*Task to carry out:* Word for word, repeat the lines of the records from the one containing "What data populates" through the last line, both included.

[Source records]
────────────────────

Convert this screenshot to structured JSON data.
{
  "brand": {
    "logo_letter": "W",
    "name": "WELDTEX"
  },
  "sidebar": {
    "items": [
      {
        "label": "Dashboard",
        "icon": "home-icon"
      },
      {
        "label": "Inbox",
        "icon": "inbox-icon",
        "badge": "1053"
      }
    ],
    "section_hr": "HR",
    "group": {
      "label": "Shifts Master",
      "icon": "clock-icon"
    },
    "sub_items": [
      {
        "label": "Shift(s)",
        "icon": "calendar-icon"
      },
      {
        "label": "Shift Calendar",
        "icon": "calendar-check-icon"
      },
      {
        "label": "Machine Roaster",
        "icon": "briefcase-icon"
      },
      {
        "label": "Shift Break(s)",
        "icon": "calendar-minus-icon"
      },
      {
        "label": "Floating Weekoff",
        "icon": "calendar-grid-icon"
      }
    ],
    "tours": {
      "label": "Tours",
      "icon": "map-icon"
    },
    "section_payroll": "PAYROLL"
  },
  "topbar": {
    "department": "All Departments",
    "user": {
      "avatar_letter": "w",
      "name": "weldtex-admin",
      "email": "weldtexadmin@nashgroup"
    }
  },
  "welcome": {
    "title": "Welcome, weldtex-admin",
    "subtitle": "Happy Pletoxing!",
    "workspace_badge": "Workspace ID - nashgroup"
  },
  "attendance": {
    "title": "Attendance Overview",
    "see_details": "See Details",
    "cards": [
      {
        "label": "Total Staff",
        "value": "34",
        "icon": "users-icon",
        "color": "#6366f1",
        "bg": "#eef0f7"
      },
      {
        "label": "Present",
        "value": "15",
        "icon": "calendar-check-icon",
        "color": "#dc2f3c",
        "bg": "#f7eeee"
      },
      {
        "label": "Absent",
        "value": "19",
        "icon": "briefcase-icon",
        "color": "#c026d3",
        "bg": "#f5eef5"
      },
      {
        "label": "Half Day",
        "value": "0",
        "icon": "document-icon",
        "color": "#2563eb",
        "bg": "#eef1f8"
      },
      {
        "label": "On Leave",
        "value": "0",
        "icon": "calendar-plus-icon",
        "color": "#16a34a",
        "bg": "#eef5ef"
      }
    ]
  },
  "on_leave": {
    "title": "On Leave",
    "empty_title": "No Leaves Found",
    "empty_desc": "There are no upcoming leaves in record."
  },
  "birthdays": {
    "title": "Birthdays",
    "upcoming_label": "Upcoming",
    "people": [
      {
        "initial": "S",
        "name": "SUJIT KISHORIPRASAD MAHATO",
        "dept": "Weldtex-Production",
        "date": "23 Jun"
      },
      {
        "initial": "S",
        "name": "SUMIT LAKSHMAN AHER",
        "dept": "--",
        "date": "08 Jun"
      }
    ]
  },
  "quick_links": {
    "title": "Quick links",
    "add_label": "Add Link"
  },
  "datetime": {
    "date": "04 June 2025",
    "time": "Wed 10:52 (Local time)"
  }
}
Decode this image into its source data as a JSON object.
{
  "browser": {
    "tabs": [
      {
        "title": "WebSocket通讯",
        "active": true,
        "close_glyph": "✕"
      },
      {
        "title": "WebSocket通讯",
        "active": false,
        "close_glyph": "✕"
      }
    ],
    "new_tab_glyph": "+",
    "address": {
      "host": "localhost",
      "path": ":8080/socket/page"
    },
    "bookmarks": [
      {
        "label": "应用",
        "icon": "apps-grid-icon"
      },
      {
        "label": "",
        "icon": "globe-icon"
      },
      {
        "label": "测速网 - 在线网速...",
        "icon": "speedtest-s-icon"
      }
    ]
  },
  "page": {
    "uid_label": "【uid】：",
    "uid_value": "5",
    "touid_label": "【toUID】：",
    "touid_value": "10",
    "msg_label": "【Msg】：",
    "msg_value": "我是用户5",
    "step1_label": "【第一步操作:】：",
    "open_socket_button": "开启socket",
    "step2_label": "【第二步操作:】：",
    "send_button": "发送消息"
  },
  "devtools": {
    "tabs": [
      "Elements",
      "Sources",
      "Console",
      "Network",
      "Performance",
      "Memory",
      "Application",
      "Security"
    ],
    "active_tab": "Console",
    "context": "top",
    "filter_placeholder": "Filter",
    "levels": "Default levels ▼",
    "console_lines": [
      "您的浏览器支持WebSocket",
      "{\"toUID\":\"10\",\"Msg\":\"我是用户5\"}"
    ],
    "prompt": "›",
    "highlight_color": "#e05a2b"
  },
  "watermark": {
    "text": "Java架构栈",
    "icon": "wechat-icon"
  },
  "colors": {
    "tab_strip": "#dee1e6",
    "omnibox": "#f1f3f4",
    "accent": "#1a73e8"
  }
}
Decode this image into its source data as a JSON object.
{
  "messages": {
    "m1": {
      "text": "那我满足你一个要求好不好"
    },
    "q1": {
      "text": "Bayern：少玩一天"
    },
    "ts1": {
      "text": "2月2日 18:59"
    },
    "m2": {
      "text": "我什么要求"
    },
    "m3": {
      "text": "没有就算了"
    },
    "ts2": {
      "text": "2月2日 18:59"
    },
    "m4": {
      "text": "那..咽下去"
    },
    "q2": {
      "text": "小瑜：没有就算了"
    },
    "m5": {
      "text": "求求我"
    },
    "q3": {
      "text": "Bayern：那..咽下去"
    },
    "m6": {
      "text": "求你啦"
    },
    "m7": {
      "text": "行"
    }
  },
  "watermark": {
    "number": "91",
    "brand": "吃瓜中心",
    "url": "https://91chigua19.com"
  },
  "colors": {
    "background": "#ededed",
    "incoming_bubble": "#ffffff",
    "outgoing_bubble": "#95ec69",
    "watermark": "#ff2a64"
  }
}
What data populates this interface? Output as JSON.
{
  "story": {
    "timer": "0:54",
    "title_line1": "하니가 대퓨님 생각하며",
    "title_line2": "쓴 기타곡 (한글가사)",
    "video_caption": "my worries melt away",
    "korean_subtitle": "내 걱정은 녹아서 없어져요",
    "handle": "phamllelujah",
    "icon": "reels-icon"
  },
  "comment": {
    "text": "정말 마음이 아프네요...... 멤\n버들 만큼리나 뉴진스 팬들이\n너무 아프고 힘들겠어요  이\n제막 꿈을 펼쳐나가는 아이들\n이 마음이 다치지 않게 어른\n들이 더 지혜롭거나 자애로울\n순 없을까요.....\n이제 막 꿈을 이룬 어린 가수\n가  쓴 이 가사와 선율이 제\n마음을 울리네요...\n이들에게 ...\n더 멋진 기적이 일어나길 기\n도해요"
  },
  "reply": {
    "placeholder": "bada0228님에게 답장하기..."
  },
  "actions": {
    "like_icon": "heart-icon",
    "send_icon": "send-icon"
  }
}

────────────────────

*Response area:*
What data populates this interface? Output as JSON.
{
  "story": {
    "timer": "0:54",
    "title_line1": "하니가 대퓨님 생각하며",
    "title_line2": "쓴 기타곡 (한글가사)",
    "video_caption": "my worries melt away",
    "korean_subtitle": "내 걱정은 녹아서 없어져요",
    "handle": "phamllelujah",
    "icon": "reels-icon"
  },
  "comment": {
    "text": "정말 마음이 아프네요...... 멤\n버들 만큼리나 뉴진스 팬들이\n너무 아프고 힘들겠어요  이\n제막 꿈을 펼쳐나가는 아이들\n이 마음이 다치지 않게 어른\n들이 더 지혜롭거나 자애로울\n순 없을까요.....\n이제 막 꿈을 이룬 어린 가수\n가  쓴 이 가사와 선율이 제\n마음을 울리네요...\n이들에게 ...\n더 멋진 기적이 일어나길 기\n도해요"
  },
  "reply": {
    "placeholder": "bada0228님에게 답장하기..."
  },
  "actions": {
    "like_icon": "heart-icon",
    "send_icon": "send-icon"
  }
}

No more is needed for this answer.